Crossing the pond: The challenges of taking a SaaS business from the U.S. to EU.
Over the last 12 months, I spoke to numerous commercial leaders in the Software as a Service (SaaS) space who have launched a U.S. operation in Europe. The reoccurring theme I discovered is that taking a successful start-up in the U.S., and directly replicating the go-tomarket strategy in Europe, seems to universally fail.
This encouraged me to dig deeper.
Clearly, many software start-ups have seen considerable commercial success after crossing the Atlantic. The prospect of doubling your revenue is also magnetically attractive. Yet, the number of failed expansions also clearly shows how risky it is.
As a result, I wanted to share some learnings from experienced leaders who have both succeeded and failed in this specific journey. Here are four key takeaways:
1. Hire your Regional VP well.
It might sound obvious, but so many Founders attempt to expand internationally on the cheap and neglect the need for regional expertise.
Setting up legal entities, hiring new staff and building a team in a new market is a daunting task for any Founder or CEO. But doing that without a strong VP in the market is almost impossible.
From what I’ve learned, this regional VP needs to come with an outstanding commercial track record from your market niche and, even more importantly, needs to have experience in scaling a business in Europe without the groundwork in place. Your best bet is a leader from a direct competitor who understands your software product immediately and has the contact base to facilitate quick wins.
2. Give your VP these three basic.
Assuming you have hired well, there are three things you need to offer your VP: time, trust and investment.
Setting realistic time expectations from the outset is vital. If you are a U.S. scale-up expanding to Europe, be honest with yourself: the person you’ve hired (if done well) will know far more than you on what a good go-to-market plan looks like, as well as which key performance indicators are achievable in Europe. I always encourage this to become part of the hiring process in the latter stages, making sure there is alignment for both sides.
With the above in place, you now have a reasonable understanding of what the first few years should look like and, as a result, you will have built a strong foundation of trust with the incoming VP. But with all expansion plans, changes are inevitable and to navigate this you must give your VP freedom to adjust the strategy where needed — this is often where things can derail after 12 months.
Lastly, you need investment. To build a good commercial engine requires good people, and to get good people, you need a cash commitment to the region. Make sure this is also discussed in your final stage conversations with the candidate, to ensure they understand what they will be working with to make the business a success.
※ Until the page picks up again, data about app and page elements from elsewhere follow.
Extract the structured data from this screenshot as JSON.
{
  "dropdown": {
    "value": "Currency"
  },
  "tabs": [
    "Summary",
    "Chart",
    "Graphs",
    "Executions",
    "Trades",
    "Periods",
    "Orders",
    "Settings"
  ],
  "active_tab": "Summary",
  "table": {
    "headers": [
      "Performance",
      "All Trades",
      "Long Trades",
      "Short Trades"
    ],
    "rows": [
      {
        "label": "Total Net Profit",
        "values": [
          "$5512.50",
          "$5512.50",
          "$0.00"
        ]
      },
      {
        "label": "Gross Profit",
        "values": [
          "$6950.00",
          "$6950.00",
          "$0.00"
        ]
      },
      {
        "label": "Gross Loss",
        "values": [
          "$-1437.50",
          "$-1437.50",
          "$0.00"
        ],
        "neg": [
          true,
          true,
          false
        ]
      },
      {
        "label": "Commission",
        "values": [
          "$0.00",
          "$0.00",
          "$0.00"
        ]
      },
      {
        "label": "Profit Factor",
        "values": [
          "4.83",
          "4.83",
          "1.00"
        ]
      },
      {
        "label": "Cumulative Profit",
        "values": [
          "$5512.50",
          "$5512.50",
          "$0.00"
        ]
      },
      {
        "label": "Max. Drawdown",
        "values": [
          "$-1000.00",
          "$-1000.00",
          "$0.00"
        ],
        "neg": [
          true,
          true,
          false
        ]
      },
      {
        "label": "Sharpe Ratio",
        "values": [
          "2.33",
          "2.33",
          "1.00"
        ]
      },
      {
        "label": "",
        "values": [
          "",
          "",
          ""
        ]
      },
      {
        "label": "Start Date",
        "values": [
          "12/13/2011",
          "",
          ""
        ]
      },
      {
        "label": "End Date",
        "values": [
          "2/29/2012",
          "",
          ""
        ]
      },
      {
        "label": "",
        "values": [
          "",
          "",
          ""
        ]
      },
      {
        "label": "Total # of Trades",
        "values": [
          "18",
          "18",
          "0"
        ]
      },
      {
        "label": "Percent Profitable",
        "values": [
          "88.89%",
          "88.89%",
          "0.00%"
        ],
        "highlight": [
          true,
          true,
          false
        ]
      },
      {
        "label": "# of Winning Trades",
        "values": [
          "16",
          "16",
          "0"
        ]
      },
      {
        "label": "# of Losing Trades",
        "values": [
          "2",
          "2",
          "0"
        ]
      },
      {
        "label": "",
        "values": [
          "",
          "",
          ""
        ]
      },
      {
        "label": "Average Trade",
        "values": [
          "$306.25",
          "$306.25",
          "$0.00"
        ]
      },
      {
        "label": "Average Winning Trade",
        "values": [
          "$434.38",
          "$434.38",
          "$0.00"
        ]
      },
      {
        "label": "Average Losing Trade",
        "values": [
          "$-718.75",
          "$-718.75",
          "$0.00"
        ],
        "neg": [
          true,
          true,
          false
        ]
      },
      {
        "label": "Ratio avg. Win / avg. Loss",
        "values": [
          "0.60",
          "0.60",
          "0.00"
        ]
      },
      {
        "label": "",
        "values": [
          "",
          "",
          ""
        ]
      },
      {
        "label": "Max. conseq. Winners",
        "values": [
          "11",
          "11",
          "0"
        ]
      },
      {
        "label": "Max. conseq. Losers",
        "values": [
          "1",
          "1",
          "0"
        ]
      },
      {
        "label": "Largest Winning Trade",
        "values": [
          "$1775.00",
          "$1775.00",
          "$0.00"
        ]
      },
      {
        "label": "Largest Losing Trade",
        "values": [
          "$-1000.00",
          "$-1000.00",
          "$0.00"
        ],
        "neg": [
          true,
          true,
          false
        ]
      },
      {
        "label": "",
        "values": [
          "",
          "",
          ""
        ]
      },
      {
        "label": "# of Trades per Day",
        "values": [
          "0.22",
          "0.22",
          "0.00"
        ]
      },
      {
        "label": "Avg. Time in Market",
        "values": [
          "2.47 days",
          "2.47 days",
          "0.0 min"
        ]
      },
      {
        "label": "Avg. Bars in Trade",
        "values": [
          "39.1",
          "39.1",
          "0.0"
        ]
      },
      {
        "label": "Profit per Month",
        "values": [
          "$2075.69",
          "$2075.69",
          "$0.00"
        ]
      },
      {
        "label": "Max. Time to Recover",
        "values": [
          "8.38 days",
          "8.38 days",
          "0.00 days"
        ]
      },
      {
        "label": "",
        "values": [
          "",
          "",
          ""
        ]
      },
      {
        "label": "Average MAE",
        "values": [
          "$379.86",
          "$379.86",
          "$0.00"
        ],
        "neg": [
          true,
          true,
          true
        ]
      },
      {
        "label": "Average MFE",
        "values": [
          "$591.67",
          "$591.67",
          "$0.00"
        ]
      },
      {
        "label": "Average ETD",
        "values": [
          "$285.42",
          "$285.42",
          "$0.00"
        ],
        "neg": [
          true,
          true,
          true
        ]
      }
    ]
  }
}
3. Segment your market — divide and conquer.
Whilst in the U.S. the method of approach for SaaS largely remains consistent, irrespective of state or region, the European growth story is never as simple.
From the commercial leaders I have spoken to, this is often the cause of fractions between the two entities and can often lead to the failure of European expansion. In EMEA, taking a countryby- country approach seems to be the most popular go-to-market strategy, although breaking it down to industry categorisations also seems to be a workable solution. Either way, this takes time, and you should not expect revenues to soar overnight or match the growth trajectory of the U.S. expansion.
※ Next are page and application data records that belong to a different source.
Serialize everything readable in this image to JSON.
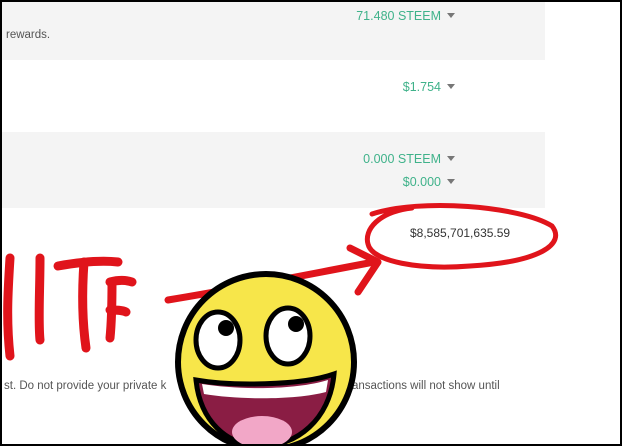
{
  "rewards": {
    "steem_value": "71.480 STEEM",
    "note": "rewards."
  },
  "balance": {
    "usd_value": "$1.754"
  },
  "savings": {
    "steem_value": "0.000 STEEM",
    "usd_value": "$0.000"
  },
  "estimated_value": "$8,585,701,635.59",
  "footer_note": {
    "left": "st. Do not provide your private k",
    "right": "ansactions will not show until"
  },
  "annotation_text": "WTF",
  "colors": {
    "accent": "#3fb28a",
    "panel": "#f4f4f4",
    "marker": "#e0141b",
    "face": "#f7e64a"
  }
}
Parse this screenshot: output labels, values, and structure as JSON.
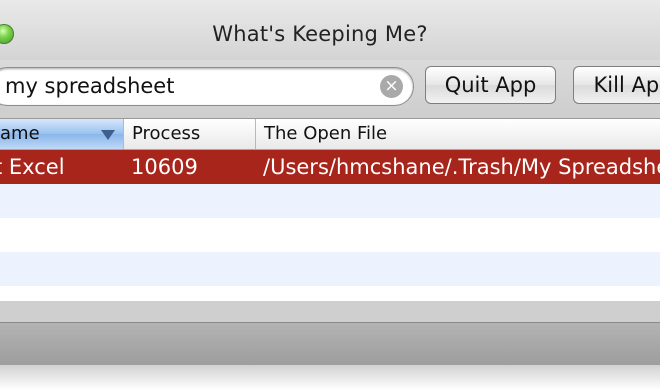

4. Spend time with your VP.
It can be a lonely role as a European VP of a U.S. operation: long hours and a small team, yet with big targets. In addition, there is frequently a West Coast leadership team, which poses the challenge of time difference. In my experience, regular calls at 10pm — whilst trying to manage family life — creates the biggest reasons for top candidates leaving their roles. I think this speaks volumes.
As the CEO or Founder of a U.S. operation, make sure to visit the VP regularly and work with them through the challenges they face on the ground. Encourage greater work-life balance by accounting for the European team on key meetings where possible.
Lastly, bring the VP out to the U.S. HQ regularly. My belief is replicating culture across regions is almost impossible and trying to force it will not help, but some alignment is vital to make a cohesive operation.
What is your experience?
I would love to hear more opinions on this topic, whether they agree with the above points or not, or if there are other vital steppingstones to succeeding in a cross-Atlantic expansion. Message me on LinkedIn (@jdhwright) or email me at firstname.lastname@example.org.